Courts coping with overbroad class definitions that include uninjured class members have produced a cacophony of opinions. A first question often addressed in these opinions is whether the problem is one of Article III standing or of meeting Rule 23’s class certification requirements, or both. Senior Judge Stanley Marcus’ opinion for the Eleventh Circuit in Cordoba v. DirecTV, LLC, 2019 WL 6044305 (Nov. 15, 2019), represents the court’s first in-depth attempt to tackle the issues.
Cordoba was a Telephone Consumer Protection Act action brought by plaintiff claiming that he had received telemarketing calls from DirecTV that violated the statute. Specifically, the allegation was that DirecTV had failed to maintain a list of individuals who asked not to receive calls—a so-called internal do-not-call list required by an FCC implementing regulation. Cordoba alleged that DirecTV failed to maintain this list and continued to call individuals who asked not to be contacted. A class of all persons who received more than one telemarketing call on behalf of DirecTV while it failed to maintain an internal do-not-call list was certified by District Judge Mark Cohen (N.D. Ga.). The Eleventh Circuit granted DirecTV’s petition for interlocutory review under Rule 23(f).

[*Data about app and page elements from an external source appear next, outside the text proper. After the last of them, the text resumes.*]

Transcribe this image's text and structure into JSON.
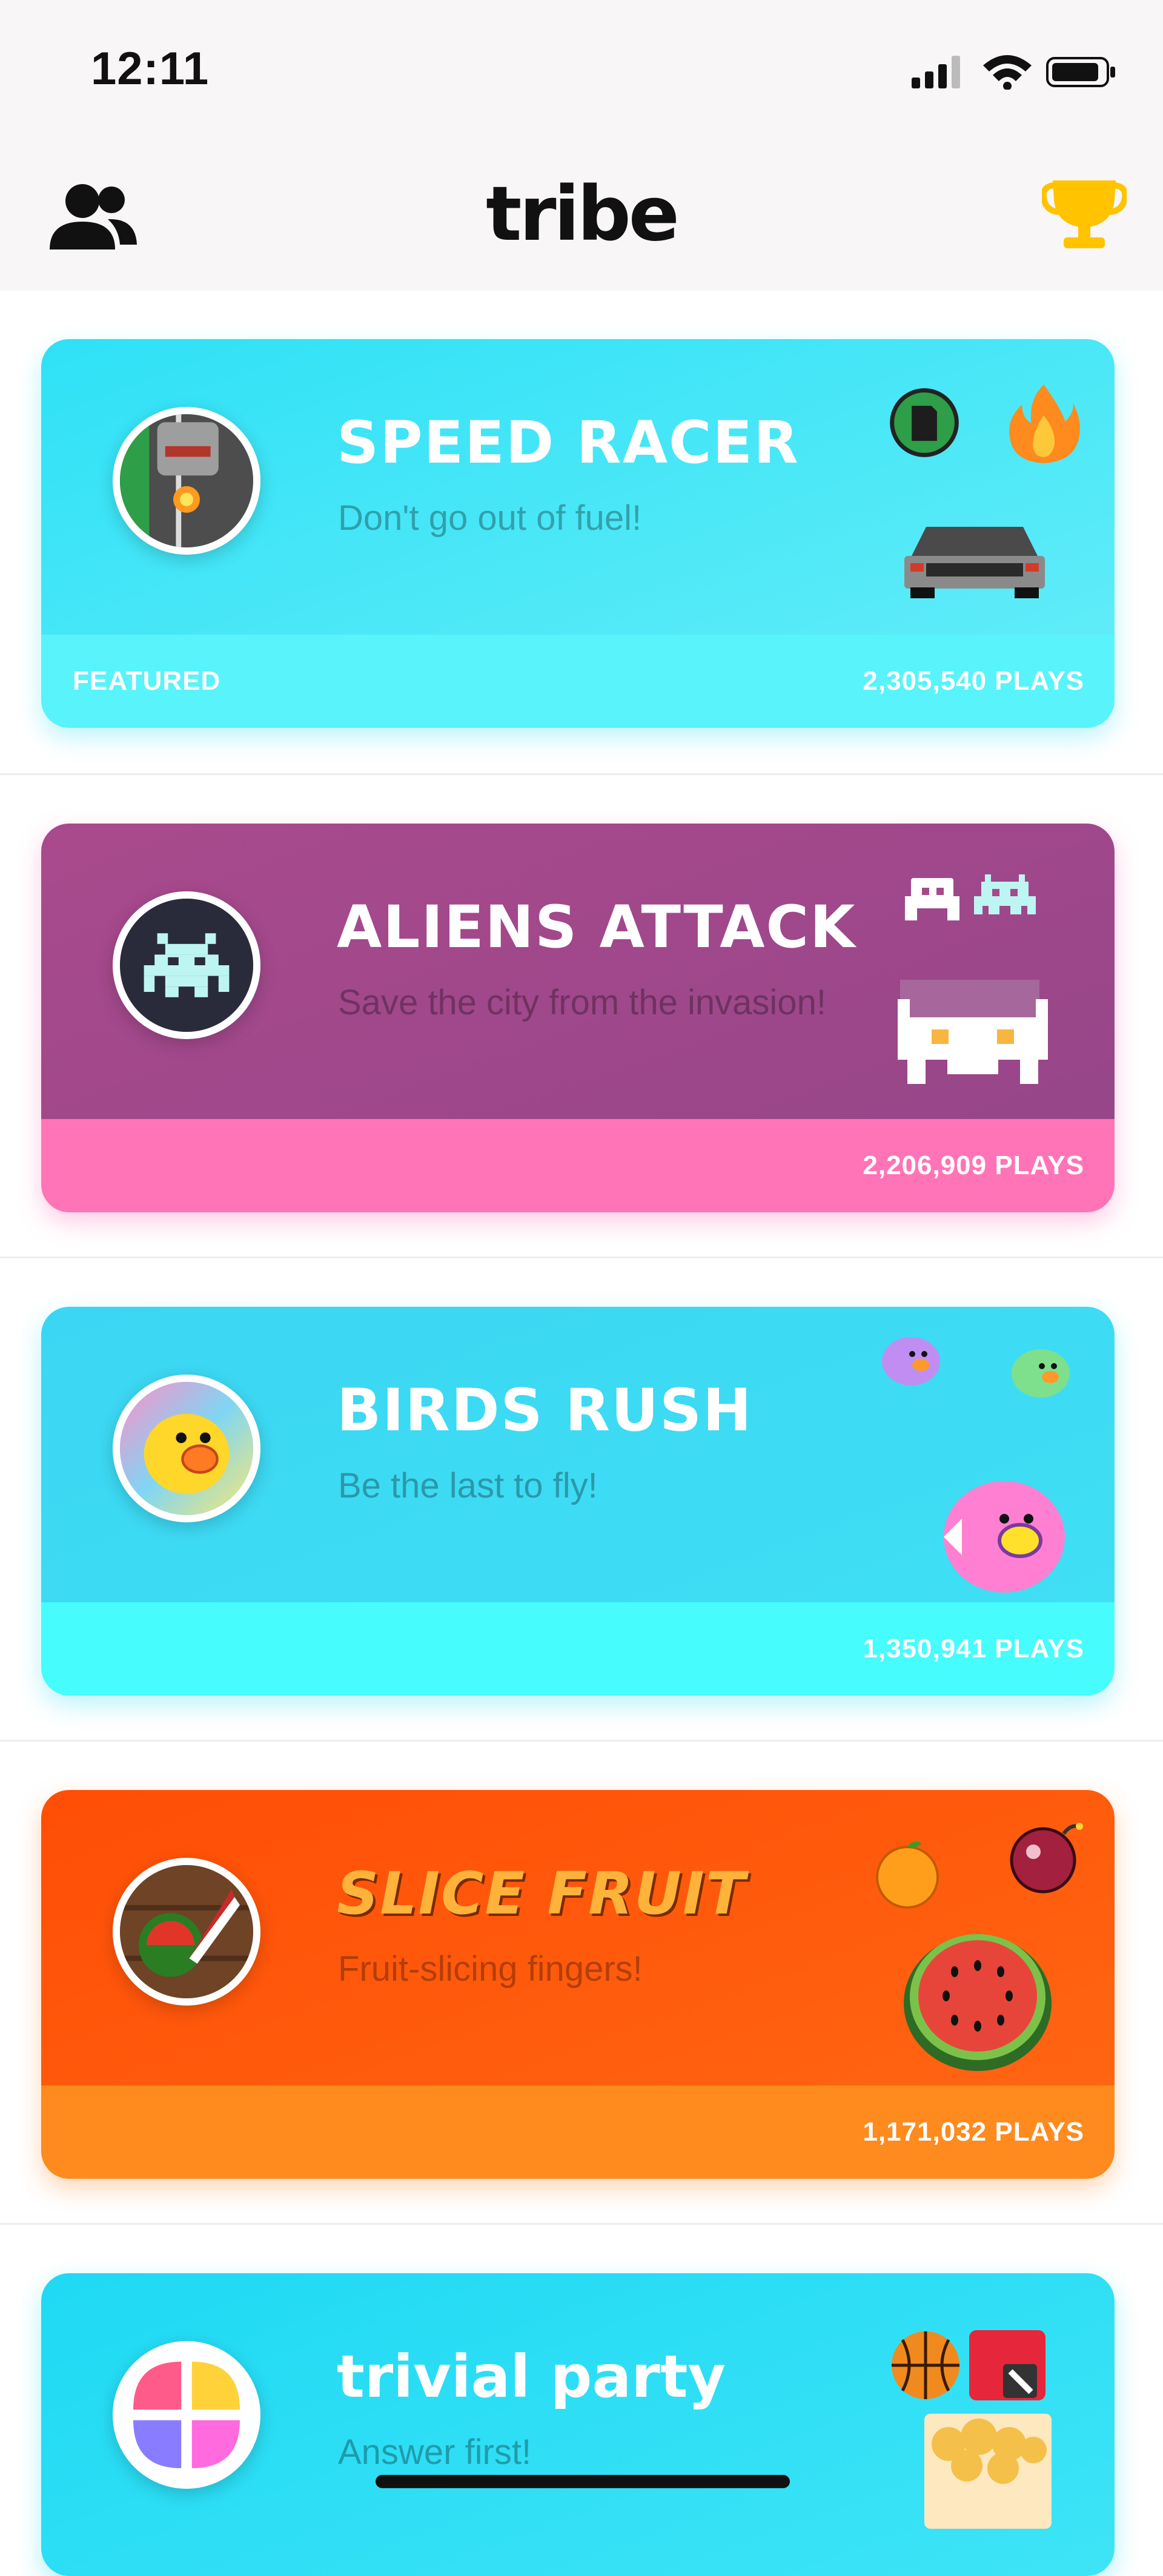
{
  "status_bar": {
    "time": "12:11"
  },
  "nav": {
    "title": "tribe"
  },
  "games": [
    {
      "title": "SPEED RACER",
      "subtitle": "Don't go out of fuel!",
      "tag": "FEATURED",
      "plays": "2,305,540 PLAYS"
    },
    {
      "title": "ALIENS ATTACK",
      "subtitle": "Save the city from the invasion!",
      "plays": "2,206,909 PLAYS"
    },
    {
      "title": "BIRDS RUSH",
      "subtitle": "Be the last to fly!",
      "plays": "1,350,941 PLAYS"
    },
    {
      "title": "SLICE FRUIT",
      "subtitle": "Fruit-slicing fingers!",
      "plays": "1,171,032 PLAYS"
    },
    {
      "title": "trivial party",
      "subtitle": "Answer first!"
    }
  ],
  "icons": {
    "friends": "friends-icon",
    "trophy": "trophy-icon",
    "signal": "signal-icon",
    "wifi": "wifi-icon",
    "battery": "battery-icon"
  },
  "colors": {
    "speed_racer": "#3fe0f6",
    "aliens_attack": "#a64a8a",
    "birds_rush": "#3ddcf3",
    "slice_fruit": "#ff5a0e",
    "trivial_party": "#1fd9f4",
    "trophy": "#ffc300"
  }
}
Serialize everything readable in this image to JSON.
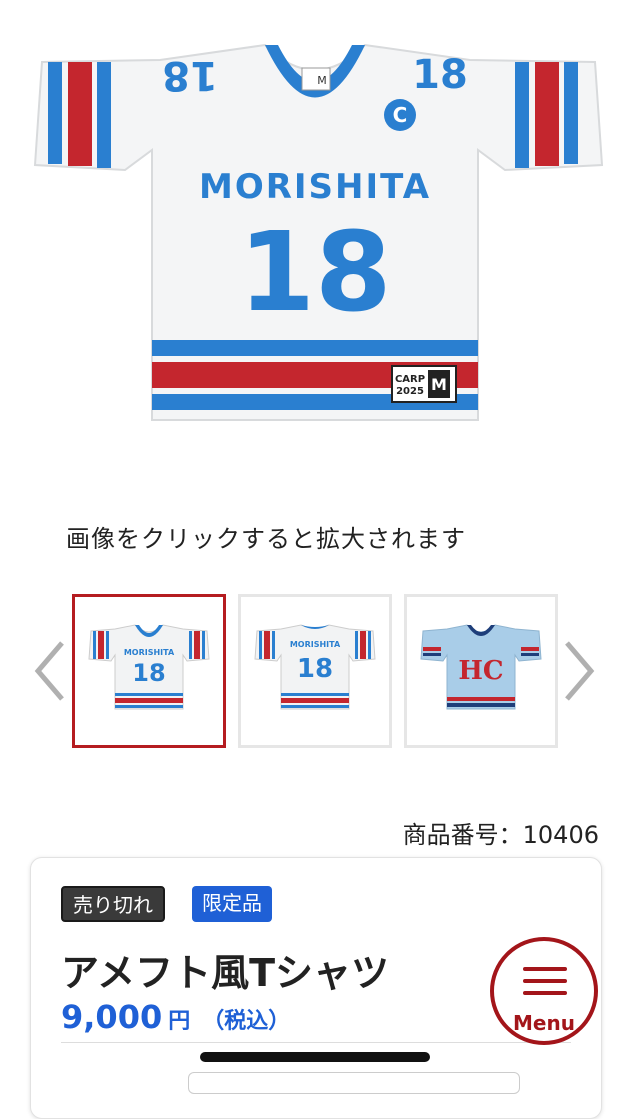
{
  "main_image": {
    "jersey": {
      "name": "MORISHITA",
      "number": "18",
      "sleeve_number": "18",
      "tag_line1": "CARP",
      "tag_line2": "2025",
      "tag_size": "M",
      "neck_size": "M"
    }
  },
  "hint_text": "画像をクリックすると拡大されます",
  "thumbnails": [
    {
      "label": "jersey-front-white",
      "name": "MORISHITA",
      "number": "18",
      "selected": true
    },
    {
      "label": "jersey-back-white",
      "name": "MORISHITA",
      "number": "18",
      "selected": false
    },
    {
      "label": "jersey-light-blue",
      "name": "HC",
      "number": "",
      "selected": false
    }
  ],
  "product_number": "商品番号：10406",
  "card": {
    "badges": {
      "sold_out": "売り切れ",
      "limited": "限定品"
    },
    "title": "アメフト風Tシャツ",
    "price": {
      "amount": "9,000",
      "currency": "円",
      "tax": "（税込）"
    }
  },
  "menu": {
    "label": "Menu"
  },
  "colors": {
    "accent_red": "#b51c20",
    "menu_red": "#a3151a",
    "brand_blue": "#1f60d6",
    "jersey_blue": "#2a7fd0",
    "jersey_red": "#c4262e"
  },
  "icons": {
    "prev": "chevron-left-icon",
    "next": "chevron-right-icon",
    "menu": "hamburger-icon"
  }
}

The Eleventh Circuit vacated class certification because the unnamed members of the would-be class who did not ask DirecTV to stop calling them—and so would not have been on the list even if it had been maintained—were not injured by the failure to maintain the list. This was so even though the class representative had Article III standing. As the court put it, “the fact that many, perhaps most, members of the class may lack standing is extremely important to the class certification decision.”
In the case of a Rule 23(b)(3) class, the individualized inquiry necessary to determine whether each class member asked the telemarketer to stop calling would preclude a finding of the requisite predominance of common issues over individual issues. “The essential point . . . is that at some time in the course of the litigation the district court will have to determine whether each of the absent class members has standing before they could be granted any relief. That is an individualized issue . . . .” Would-be class members who did not ask to be put on the no-call list lack standing due to their failure to establish that their injuries are traceable to the challenged action of the defendant. Even though the receipt of a single phone call was enough to establish the requisite injury, according to the court, it was not enough to establish traceability. The court distinguished its recent holding in Salcedo v. Hanna, 936 F.3d 1162 (11th Cir. 2019), in which a single unlawful text message was held to be insufficient to establish injury, based on the relatively greater intrusiveness of a phone call.
Wherever it appears that a large portion of a proposed class may lack standing, the court held that a district court must consider, before certification under Rule 23(b)(3), whether individualized issues of standing will predominate over common issues. The mere possibility of standing problems for a few class members, the court noted, would not necessarily preclude class certification; the court could decide to deal with that problem later on in the proceeding, before it awarded any relief. “But there is a meaningful difference between a class with a few members who might not have suffered an injury traceable to the defendants and a class with potentially many more, even a majority, who do not have Article III standing.” The court noted that a blanket rule precluding class certification if any individuals in the class lack standing would likely run the risk of promoting so-called “fail-safe” classes, in which membership is defined on the basis of having a meritorious claim. This practice, universally recognized as improper, is no remedy for an overbroad class.
Since there was nothing in the record to allow determination on appeal of the makeup of the internal do-not-call list class, the court remanded the case for further proceedings.
Cordoba is the latest fallout from the Supreme Court’s 2016 decision in Spokeo, Inc. v. Robins, 136 S. Ct. 1540. The Eleventh Circuit granted rehearing en banc on October 4, 2019 in another such case, Muransky v. Godiva Chocolatier, Inc., 905 F.3d 1200 (11th Cir. 2018).